● **EXERCISE DIRECTIONS**: Show each line of the entries below in which the word "hermana" appears.

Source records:
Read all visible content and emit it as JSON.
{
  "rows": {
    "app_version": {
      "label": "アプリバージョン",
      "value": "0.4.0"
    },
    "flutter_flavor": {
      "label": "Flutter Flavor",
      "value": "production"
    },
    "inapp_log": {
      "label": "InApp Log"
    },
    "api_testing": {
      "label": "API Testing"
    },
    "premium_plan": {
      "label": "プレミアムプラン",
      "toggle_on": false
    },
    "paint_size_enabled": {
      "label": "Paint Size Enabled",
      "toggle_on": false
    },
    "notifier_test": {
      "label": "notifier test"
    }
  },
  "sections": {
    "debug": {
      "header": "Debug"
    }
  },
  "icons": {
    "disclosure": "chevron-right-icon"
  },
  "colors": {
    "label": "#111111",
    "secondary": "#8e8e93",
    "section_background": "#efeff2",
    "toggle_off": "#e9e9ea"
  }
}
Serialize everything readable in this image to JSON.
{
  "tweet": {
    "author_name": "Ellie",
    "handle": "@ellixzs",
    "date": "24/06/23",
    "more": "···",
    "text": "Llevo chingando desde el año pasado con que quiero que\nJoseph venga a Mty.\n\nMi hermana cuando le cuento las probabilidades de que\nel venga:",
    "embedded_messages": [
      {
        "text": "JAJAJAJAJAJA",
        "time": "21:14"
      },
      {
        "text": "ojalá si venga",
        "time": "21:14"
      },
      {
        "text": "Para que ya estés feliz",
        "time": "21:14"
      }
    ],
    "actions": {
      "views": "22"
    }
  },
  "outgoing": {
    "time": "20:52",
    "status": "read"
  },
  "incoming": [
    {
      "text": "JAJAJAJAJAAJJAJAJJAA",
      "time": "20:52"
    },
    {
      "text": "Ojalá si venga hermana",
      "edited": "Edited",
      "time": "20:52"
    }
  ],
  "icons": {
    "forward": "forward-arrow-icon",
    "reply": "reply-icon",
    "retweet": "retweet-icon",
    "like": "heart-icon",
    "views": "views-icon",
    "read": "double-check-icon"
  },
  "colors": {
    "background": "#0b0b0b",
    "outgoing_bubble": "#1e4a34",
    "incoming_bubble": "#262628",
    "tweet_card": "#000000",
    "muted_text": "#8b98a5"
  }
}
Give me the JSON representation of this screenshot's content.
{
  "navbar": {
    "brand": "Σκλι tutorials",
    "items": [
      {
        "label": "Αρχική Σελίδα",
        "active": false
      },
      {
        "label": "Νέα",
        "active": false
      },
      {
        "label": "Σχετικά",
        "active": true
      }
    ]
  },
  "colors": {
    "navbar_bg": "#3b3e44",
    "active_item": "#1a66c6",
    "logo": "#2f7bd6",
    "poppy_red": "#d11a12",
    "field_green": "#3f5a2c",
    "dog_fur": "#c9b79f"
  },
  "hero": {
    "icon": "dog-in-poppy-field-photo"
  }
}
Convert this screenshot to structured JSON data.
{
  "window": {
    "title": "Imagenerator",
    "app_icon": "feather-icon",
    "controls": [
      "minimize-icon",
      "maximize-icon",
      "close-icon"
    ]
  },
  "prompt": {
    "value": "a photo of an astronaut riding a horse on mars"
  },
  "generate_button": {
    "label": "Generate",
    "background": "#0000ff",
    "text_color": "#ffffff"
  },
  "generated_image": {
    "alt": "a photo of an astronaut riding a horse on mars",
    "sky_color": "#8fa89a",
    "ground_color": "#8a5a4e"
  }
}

● **WRITTEN SOLUTION**:
    "text": "Llevo chingando desde el año pasado con que quiero que\nJoseph venga a Mty.\n\nMi hermana cuando le cuento las probabilidades de que\nel venga:",
      "text": "Ojalá si venga hermana",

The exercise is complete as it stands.